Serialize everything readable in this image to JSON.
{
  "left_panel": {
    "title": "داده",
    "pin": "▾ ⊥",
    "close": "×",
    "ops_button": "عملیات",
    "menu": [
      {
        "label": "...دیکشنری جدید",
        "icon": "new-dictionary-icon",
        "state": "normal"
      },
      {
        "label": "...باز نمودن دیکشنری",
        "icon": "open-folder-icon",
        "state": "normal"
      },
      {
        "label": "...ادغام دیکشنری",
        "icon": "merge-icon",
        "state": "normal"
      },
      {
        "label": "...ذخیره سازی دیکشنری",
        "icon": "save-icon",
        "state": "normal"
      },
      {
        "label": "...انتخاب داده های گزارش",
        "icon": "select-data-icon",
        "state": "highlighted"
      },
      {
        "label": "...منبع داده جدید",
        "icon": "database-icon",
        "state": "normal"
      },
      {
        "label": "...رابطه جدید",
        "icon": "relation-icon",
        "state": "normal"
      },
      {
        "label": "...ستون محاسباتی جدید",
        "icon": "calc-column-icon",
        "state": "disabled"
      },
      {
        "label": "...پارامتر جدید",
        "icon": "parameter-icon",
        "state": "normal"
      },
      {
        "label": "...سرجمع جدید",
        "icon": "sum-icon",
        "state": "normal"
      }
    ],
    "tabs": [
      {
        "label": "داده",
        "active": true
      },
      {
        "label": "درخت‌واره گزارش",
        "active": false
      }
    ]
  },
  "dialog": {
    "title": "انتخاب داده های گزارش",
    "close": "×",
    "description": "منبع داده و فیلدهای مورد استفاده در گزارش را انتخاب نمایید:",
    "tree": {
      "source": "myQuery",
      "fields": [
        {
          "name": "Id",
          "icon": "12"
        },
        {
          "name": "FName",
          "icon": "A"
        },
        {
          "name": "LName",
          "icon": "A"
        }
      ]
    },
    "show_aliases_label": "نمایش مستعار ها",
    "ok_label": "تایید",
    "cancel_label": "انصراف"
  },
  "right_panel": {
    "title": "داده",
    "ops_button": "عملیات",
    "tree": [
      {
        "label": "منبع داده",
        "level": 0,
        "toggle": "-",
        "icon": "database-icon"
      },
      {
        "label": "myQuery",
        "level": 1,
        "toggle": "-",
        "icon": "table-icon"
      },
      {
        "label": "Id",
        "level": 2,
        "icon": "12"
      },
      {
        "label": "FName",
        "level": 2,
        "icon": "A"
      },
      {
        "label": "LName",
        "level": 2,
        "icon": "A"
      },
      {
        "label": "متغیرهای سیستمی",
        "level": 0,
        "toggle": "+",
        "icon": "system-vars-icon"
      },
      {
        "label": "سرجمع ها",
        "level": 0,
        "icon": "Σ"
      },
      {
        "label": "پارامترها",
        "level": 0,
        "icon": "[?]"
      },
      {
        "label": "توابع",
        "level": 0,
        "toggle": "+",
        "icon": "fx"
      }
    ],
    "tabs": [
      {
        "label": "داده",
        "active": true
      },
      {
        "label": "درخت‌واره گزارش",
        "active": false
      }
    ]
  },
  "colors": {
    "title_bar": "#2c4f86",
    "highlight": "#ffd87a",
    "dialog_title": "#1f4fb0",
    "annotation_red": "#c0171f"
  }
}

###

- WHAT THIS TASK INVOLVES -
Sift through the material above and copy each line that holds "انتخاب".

- YOUR SOLUTION -
        "label": "...انتخاب داده های گزارش",
    "title": "انتخاب داده های گزارش",
    "description": "منبع داده و فیلدهای مورد استفاده در گزارش را انتخاب نمایید:",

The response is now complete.